Source material:
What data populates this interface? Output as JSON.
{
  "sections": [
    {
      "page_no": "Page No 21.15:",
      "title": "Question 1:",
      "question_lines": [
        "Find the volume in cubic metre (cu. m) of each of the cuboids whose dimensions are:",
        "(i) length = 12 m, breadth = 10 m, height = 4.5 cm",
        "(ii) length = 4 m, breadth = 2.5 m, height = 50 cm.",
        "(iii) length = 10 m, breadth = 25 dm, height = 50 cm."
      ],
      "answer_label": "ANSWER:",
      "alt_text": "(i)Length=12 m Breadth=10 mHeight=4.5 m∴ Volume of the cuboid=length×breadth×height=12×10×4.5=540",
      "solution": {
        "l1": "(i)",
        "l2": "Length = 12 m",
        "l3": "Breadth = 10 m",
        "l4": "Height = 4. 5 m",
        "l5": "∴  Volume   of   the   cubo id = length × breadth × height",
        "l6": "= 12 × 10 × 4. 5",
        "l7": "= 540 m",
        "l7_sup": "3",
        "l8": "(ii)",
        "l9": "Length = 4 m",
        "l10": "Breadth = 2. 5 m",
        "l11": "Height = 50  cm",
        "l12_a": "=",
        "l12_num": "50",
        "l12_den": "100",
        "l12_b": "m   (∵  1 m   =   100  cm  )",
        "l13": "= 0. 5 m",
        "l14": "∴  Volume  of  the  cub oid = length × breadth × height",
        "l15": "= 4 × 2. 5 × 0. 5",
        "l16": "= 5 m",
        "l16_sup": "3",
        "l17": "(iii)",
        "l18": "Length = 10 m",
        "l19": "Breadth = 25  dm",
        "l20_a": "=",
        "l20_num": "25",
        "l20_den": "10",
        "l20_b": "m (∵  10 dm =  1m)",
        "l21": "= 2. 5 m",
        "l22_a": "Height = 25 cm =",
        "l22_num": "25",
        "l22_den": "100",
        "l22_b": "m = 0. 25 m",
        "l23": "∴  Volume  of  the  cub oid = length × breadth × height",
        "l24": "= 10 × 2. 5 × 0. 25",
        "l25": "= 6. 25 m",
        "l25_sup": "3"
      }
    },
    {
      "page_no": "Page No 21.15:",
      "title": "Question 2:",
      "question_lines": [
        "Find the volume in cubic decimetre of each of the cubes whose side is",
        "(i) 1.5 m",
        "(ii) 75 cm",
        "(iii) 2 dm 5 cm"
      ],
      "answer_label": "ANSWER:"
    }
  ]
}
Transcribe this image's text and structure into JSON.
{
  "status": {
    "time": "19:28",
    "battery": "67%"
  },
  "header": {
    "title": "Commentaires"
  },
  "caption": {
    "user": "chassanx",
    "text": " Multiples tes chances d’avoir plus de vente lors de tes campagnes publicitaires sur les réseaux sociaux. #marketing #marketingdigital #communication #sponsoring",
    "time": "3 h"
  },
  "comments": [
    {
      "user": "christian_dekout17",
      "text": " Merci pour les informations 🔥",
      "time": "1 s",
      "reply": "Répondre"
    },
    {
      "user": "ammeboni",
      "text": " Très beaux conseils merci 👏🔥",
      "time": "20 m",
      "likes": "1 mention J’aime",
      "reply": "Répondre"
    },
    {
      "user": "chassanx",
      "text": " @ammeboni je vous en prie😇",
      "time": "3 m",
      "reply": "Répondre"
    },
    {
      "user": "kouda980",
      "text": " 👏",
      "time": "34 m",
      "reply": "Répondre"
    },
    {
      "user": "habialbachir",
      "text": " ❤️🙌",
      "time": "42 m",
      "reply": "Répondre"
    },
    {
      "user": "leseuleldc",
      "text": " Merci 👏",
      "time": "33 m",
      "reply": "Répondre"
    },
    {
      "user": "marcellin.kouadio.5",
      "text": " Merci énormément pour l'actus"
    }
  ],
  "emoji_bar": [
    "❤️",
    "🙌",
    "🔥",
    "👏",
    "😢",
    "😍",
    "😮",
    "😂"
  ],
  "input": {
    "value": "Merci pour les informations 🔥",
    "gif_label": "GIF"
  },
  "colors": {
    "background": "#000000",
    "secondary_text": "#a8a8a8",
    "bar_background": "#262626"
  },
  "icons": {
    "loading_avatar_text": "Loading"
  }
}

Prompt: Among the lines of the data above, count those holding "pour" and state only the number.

Response to this exercise: 3